With so many positive cases in the US, with deaths passing the half-million mark earlier this week, travelling with a group of more than 30 youngsters, as well as chaperones, would have been challenging for Pacers.
“Looking at the Covid situation in the US, it would have been very difficult to convince parents to allow their child to travel,” Raynor added. “You would have to quarantine, which doubles the cost of accommodation right away.
“Instead of it being a six-day trip, it turns into an 18-day trip. We haven’t heard from the organisers what additional day-to-day Covid guidelines we would have to follow.”
Raynor added: “There are other logistics like accommodation and food and taking a large group out to eat and most restaurants can’t sit you in.
“It doesn’t look like we’re going to be doing any sort of travelling this year. What happens if there is a positive test on day three or four?

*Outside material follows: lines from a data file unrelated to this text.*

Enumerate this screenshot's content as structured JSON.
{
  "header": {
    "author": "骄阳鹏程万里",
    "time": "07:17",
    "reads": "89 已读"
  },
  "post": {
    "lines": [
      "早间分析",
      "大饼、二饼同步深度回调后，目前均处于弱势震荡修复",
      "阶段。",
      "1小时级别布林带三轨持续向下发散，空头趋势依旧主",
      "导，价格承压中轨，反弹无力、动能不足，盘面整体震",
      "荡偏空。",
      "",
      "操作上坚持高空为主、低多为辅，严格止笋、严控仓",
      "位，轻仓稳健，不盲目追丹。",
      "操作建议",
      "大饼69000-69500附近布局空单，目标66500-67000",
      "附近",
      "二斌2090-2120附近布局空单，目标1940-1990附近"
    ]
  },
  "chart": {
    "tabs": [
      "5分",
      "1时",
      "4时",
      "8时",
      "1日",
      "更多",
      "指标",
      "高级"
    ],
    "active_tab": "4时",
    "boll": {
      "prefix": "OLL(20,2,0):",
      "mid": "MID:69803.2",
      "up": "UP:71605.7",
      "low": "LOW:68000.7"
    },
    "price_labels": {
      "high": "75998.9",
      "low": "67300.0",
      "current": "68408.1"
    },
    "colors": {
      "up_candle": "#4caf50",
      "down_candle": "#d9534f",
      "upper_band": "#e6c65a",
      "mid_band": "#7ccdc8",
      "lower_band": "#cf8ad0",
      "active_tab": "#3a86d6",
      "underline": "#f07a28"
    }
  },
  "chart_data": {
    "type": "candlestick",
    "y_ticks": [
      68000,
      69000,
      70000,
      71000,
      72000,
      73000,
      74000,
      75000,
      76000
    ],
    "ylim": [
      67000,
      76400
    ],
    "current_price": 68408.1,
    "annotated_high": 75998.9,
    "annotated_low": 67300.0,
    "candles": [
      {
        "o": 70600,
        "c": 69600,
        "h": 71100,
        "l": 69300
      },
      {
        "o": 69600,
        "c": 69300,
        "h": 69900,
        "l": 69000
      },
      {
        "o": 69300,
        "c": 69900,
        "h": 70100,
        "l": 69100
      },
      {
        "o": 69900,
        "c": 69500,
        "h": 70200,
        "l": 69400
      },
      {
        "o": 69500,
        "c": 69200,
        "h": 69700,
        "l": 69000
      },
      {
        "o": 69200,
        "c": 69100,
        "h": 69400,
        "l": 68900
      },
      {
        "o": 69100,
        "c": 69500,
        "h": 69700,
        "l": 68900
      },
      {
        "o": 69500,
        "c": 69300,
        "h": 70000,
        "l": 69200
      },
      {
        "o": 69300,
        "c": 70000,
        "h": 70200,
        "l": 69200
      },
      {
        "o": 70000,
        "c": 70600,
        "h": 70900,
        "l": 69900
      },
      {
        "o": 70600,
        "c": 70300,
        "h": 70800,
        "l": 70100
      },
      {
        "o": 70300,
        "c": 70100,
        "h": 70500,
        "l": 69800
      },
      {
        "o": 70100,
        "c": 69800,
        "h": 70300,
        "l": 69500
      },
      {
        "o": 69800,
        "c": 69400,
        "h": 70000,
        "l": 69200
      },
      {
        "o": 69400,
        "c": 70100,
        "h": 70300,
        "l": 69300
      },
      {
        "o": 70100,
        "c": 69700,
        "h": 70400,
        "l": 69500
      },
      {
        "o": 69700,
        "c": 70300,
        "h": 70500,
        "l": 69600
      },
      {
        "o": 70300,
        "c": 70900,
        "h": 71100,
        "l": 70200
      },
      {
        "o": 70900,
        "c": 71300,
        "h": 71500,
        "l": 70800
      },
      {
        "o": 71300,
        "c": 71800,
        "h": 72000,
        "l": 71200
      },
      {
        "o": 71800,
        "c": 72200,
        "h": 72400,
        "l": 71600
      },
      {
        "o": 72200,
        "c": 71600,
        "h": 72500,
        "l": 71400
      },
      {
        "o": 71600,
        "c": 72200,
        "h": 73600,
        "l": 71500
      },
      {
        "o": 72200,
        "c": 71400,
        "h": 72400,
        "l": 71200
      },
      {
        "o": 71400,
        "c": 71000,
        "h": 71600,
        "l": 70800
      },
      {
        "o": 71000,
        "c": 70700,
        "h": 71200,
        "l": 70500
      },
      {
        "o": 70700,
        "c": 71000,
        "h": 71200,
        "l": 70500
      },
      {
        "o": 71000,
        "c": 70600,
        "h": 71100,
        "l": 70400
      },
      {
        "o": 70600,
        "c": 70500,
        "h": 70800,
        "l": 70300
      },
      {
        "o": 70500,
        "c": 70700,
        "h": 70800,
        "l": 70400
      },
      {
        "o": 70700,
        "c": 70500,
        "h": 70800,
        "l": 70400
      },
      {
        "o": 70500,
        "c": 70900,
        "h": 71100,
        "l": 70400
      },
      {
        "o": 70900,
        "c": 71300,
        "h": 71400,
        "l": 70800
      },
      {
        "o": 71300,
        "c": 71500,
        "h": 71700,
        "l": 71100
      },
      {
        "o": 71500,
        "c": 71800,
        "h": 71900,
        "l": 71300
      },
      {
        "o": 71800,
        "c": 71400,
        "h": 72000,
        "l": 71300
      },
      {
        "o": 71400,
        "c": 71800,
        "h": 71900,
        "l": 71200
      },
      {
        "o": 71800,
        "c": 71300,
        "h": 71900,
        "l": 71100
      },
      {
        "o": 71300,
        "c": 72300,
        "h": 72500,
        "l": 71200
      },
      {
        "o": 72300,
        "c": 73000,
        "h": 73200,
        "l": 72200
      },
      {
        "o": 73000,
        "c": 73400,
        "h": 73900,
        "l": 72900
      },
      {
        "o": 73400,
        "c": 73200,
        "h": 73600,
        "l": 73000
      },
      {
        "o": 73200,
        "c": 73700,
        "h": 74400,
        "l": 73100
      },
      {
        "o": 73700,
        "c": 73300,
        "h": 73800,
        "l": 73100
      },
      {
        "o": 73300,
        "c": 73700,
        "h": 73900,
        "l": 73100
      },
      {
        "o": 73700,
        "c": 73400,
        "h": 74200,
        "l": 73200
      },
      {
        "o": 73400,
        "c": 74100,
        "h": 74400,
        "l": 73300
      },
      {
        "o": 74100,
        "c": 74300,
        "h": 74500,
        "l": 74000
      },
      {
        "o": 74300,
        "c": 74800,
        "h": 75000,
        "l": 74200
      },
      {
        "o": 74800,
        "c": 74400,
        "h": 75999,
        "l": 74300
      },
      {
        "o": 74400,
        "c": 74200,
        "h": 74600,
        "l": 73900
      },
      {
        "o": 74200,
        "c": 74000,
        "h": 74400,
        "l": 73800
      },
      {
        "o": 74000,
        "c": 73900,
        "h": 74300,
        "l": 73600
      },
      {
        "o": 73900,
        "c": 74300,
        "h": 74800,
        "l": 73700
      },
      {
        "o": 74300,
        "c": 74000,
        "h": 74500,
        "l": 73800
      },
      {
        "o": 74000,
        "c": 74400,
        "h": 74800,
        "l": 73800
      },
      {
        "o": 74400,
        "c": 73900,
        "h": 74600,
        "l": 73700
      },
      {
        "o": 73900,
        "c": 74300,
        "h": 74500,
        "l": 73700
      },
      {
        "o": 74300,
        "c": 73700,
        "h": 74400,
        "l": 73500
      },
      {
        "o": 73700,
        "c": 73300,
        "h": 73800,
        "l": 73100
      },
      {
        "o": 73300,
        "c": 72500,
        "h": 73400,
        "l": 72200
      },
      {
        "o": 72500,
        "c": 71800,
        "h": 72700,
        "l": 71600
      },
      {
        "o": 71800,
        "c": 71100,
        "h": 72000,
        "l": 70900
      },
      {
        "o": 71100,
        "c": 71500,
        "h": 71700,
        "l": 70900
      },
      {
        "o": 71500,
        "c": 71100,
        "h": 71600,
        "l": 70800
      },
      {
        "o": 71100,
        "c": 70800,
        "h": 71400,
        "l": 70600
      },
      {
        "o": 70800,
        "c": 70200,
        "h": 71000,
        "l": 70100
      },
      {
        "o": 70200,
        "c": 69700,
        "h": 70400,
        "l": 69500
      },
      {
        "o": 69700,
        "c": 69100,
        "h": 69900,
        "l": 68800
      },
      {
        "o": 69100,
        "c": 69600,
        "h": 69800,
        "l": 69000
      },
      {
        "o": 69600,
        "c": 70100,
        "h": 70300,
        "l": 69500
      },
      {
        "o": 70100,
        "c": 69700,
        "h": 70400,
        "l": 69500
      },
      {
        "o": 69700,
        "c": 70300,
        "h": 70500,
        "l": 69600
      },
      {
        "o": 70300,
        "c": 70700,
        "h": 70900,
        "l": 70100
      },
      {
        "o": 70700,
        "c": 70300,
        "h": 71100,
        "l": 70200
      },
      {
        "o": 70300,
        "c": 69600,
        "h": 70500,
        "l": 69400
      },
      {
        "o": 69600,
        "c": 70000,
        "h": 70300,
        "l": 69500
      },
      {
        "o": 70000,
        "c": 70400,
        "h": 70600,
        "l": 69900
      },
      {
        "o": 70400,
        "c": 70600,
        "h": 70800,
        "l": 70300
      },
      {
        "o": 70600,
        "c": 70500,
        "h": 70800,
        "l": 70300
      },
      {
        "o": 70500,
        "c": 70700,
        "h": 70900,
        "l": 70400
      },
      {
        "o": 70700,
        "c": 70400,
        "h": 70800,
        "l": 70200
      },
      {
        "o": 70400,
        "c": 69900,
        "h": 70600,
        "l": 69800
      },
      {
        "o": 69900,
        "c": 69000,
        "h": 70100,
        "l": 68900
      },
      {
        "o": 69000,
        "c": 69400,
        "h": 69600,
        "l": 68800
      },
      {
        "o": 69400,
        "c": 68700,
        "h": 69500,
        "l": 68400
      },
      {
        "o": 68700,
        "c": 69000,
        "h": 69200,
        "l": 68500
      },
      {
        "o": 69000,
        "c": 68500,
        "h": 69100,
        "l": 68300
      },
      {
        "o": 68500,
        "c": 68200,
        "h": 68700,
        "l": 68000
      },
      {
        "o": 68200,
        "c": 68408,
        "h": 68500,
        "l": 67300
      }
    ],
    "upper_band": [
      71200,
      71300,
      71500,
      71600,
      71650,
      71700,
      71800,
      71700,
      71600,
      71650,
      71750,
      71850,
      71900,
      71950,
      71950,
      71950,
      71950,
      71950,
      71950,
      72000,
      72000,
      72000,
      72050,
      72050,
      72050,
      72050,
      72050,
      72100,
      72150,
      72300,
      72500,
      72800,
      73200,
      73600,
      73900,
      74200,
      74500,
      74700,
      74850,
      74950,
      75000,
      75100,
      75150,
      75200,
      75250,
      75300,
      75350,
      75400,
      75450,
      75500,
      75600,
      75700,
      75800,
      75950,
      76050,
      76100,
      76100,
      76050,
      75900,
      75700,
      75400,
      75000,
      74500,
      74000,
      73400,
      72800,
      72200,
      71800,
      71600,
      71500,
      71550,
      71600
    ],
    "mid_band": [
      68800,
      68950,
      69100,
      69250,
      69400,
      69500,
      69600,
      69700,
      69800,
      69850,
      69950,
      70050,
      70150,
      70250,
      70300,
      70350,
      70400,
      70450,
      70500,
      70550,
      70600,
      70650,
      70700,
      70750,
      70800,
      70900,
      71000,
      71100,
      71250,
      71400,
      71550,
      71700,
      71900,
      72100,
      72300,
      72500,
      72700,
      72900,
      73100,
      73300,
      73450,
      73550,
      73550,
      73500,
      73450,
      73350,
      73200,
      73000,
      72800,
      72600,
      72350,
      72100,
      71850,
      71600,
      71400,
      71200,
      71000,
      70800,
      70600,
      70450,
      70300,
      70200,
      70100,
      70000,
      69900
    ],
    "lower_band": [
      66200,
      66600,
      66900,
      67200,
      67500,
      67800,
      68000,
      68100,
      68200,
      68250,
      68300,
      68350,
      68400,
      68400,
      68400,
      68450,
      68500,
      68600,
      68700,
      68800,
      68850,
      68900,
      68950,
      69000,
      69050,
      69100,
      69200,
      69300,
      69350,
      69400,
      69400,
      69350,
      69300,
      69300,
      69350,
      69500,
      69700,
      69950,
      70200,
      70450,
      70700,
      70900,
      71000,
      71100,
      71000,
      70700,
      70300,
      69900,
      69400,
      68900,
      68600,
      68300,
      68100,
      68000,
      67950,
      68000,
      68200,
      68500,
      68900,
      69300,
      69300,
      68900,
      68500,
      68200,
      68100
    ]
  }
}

It could be a minor so somebody will have to stay with them.”
The Government is getting a handle on the number of Covid cases, though protocol still needs to be followed as competitive sports gets set to resume in the coming weeks.
“They were saying we have 5,000 people fully vaccinated and 15,000 got their first jab, so hopefully we can get to the number that they want to by the end of March,” Raynor said.
“In training we have bubbles, one group goes to the Arboretum and the other two groups stay inside the stadium, so that we comply with the guidelines of the stadium and the Health Department.
“We take the temperatures of the children — that’s my role, to be up there for 4 o’clock, take the attendance and test the children. Then the coaches coach after that.”